## Aim of the exercise:
If a record below holds a picture, leave the picture out and copy the rest exactly.

##### Task input #####

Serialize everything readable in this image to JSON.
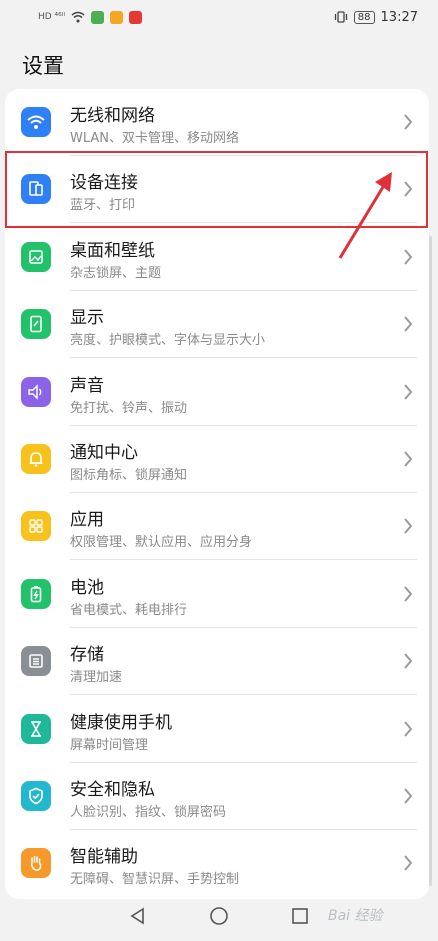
{
  "status_bar": {
    "left_text": "HD ⁴⁶ᴵˡ",
    "battery_text": "88",
    "time": "13:27"
  },
  "page": {
    "title": "设置"
  },
  "settings": [
    {
      "label": "无线和网络",
      "sub": "WLAN、双卡管理、移动网络",
      "icon": "wifi-icon",
      "color": "#2f7ff6"
    },
    {
      "label": "设备连接",
      "sub": "蓝牙、打印",
      "icon": "device-connection-icon",
      "color": "#2f7ff6"
    },
    {
      "label": "桌面和壁纸",
      "sub": "杂志锁屏、主题",
      "icon": "wallpaper-icon",
      "color": "#22c26b"
    },
    {
      "label": "显示",
      "sub": "亮度、护眼模式、字体与显示大小",
      "icon": "display-icon",
      "color": "#22c26b"
    },
    {
      "label": "声音",
      "sub": "免打扰、铃声、振动",
      "icon": "sound-icon",
      "color": "#8b63e6"
    },
    {
      "label": "通知中心",
      "sub": "图标角标、锁屏通知",
      "icon": "bell-icon",
      "color": "#f7c21c"
    },
    {
      "label": "应用",
      "sub": "权限管理、默认应用、应用分身",
      "icon": "apps-icon",
      "color": "#f7c21c"
    },
    {
      "label": "电池",
      "sub": "省电模式、耗电排行",
      "icon": "battery-icon",
      "color": "#22c26b"
    },
    {
      "label": "存储",
      "sub": "清理加速",
      "icon": "storage-icon",
      "color": "#8a8f96"
    },
    {
      "label": "健康使用手机",
      "sub": "屏幕时间管理",
      "icon": "hourglass-icon",
      "color": "#1fb89a"
    },
    {
      "label": "安全和隐私",
      "sub": "人脸识别、指纹、锁屏密码",
      "icon": "shield-icon",
      "color": "#22b8cf"
    },
    {
      "label": "智能辅助",
      "sub": "无障碍、智慧识屏、手势控制",
      "icon": "hand-icon",
      "color": "#f59a2a"
    }
  ],
  "watermark": "Bai 经验"
}
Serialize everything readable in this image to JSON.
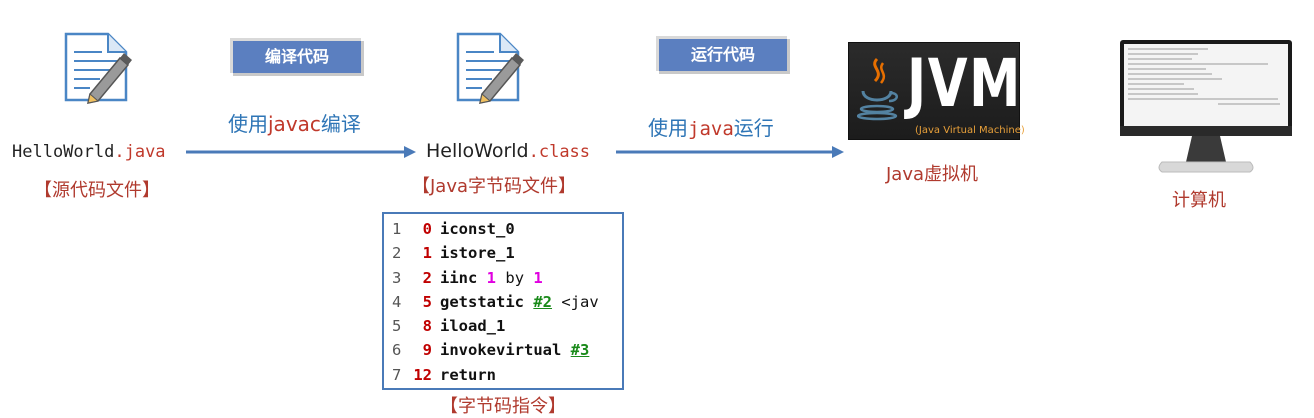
{
  "source_file": {
    "base": "HelloWorld",
    "ext": ".java",
    "caption": "【源代码文件】"
  },
  "class_file": {
    "base": "HelloWorld",
    "ext": ".class",
    "caption": "【Java字节码文件】"
  },
  "step_compile": {
    "badge": "编译代码",
    "caption_pre": "使用",
    "caption_hl": "javac",
    "caption_post": "编译"
  },
  "step_run": {
    "badge": "运行代码",
    "caption_pre": "使用",
    "caption_hl": "java",
    "caption_post": "运行"
  },
  "jvm": {
    "logo_text": "JVM",
    "logo_subtitle": "(Java Virtual Machine)",
    "caption": "Java虚拟机"
  },
  "computer": {
    "caption": "计算机"
  },
  "bytecode": {
    "caption": "【字节码指令】",
    "lines": [
      {
        "ln": "1",
        "offset": "0",
        "op": "iconst_0"
      },
      {
        "ln": "2",
        "offset": "1",
        "op": "istore_1"
      },
      {
        "ln": "3",
        "offset": "2",
        "op": "iinc",
        "a": "1",
        "kw": "by",
        "b": "1"
      },
      {
        "ln": "4",
        "offset": "5",
        "op": "getstatic",
        "ref": "#2",
        "tail": "<jav"
      },
      {
        "ln": "5",
        "offset": "8",
        "op": "iload_1"
      },
      {
        "ln": "6",
        "offset": "9",
        "op": "invokevirtual",
        "ref": "#3"
      },
      {
        "ln": "7",
        "offset": "12",
        "op": "return"
      }
    ]
  },
  "colors": {
    "badge_bg": "#5b7fc0",
    "arrow": "#4a7ab8",
    "caption_red": "#b03a2e",
    "caption_blue": "#2e75b6"
  }
}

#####

## Your response:
Serialize everything readable in this image to JSON.
{
  "status_bar": {
    "left_text": "HD ⁴⁶ᴵˡ",
    "battery_text": "88",
    "time": "13:27"
  },
  "page": {
    "title": "设置"
  },
  "settings": [
    {
      "label": "无线和网络",
      "sub": "WLAN、双卡管理、移动网络",
      "icon": "wifi-icon",
      "color": "#2f7ff6"
    },
    {
      "label": "设备连接",
      "sub": "蓝牙、打印",
      "icon": "device-connection-icon",
      "color": "#2f7ff6"
    },
    {
      "label": "桌面和壁纸",
      "sub": "杂志锁屏、主题",
      "icon": "wallpaper-icon",
      "color": "#22c26b"
    },
    {
      "label": "显示",
      "sub": "亮度、护眼模式、字体与显示大小",
      "icon": "display-icon",
      "color": "#22c26b"
    },
    {
      "label": "声音",
      "sub": "免打扰、铃声、振动",
      "icon": "sound-icon",
      "color": "#8b63e6"
    },
    {
      "label": "通知中心",
      "sub": "图标角标、锁屏通知",
      "icon": "bell-icon",
      "color": "#f7c21c"
    },
    {
      "label": "应用",
      "sub": "权限管理、默认应用、应用分身",
      "icon": "apps-icon",
      "color": "#f7c21c"
    },
    {
      "label": "电池",
      "sub": "省电模式、耗电排行",
      "icon": "battery-icon",
      "color": "#22c26b"
    },
    {
      "label": "存储",
      "sub": "清理加速",
      "icon": "storage-icon",
      "color": "#8a8f96"
    },
    {
      "label": "健康使用手机",
      "sub": "屏幕时间管理",
      "icon": "hourglass-icon",
      "color": "#1fb89a"
    },
    {
      "label": "安全和隐私",
      "sub": "人脸识别、指纹、锁屏密码",
      "icon": "shield-icon",
      "color": "#22b8cf"
    },
    {
      "label": "智能辅助",
      "sub": "无障碍、智慧识屏、手势控制",
      "icon": "hand-icon",
      "color": "#f59a2a"
    }
  ],
  "watermark": "Bai 经验"
}
Serialize everything readable in this image to JSON.
{
  "source_file": {
    "base": "HelloWorld",
    "ext": ".java",
    "caption": "【源代码文件】"
  },
  "class_file": {
    "base": "HelloWorld",
    "ext": ".class",
    "caption": "【Java字节码文件】"
  },
  "step_compile": {
    "badge": "编译代码",
    "caption_pre": "使用",
    "caption_hl": "javac",
    "caption_post": "编译"
  },
  "step_run": {
    "badge": "运行代码",
    "caption_pre": "使用",
    "caption_hl": "java",
    "caption_post": "运行"
  },
  "jvm": {
    "logo_text": "JVM",
    "logo_subtitle": "(Java Virtual Machine)",
    "caption": "Java虚拟机"
  },
  "computer": {
    "caption": "计算机"
  },
  "bytecode": {
    "caption": "【字节码指令】",
    "lines": [
      {
        "ln": "1",
        "offset": "0",
        "op": "iconst_0"
      },
      {
        "ln": "2",
        "offset": "1",
        "op": "istore_1"
      },
      {
        "ln": "3",
        "offset": "2",
        "op": "iinc",
        "a": "1",
        "kw": "by",
        "b": "1"
      },
      {
        "ln": "4",
        "offset": "5",
        "op": "getstatic",
        "ref": "#2",
        "tail": "<jav"
      },
      {
        "ln": "5",
        "offset": "8",
        "op": "iload_1"
      },
      {
        "ln": "6",
        "offset": "9",
        "op": "invokevirtual",
        "ref": "#3"
      },
      {
        "ln": "7",
        "offset": "12",
        "op": "return"
      }
    ]
  },
  "colors": {
    "badge_bg": "#5b7fc0",
    "arrow": "#4a7ab8",
    "caption_red": "#b03a2e",
    "caption_blue": "#2e75b6"
  }
}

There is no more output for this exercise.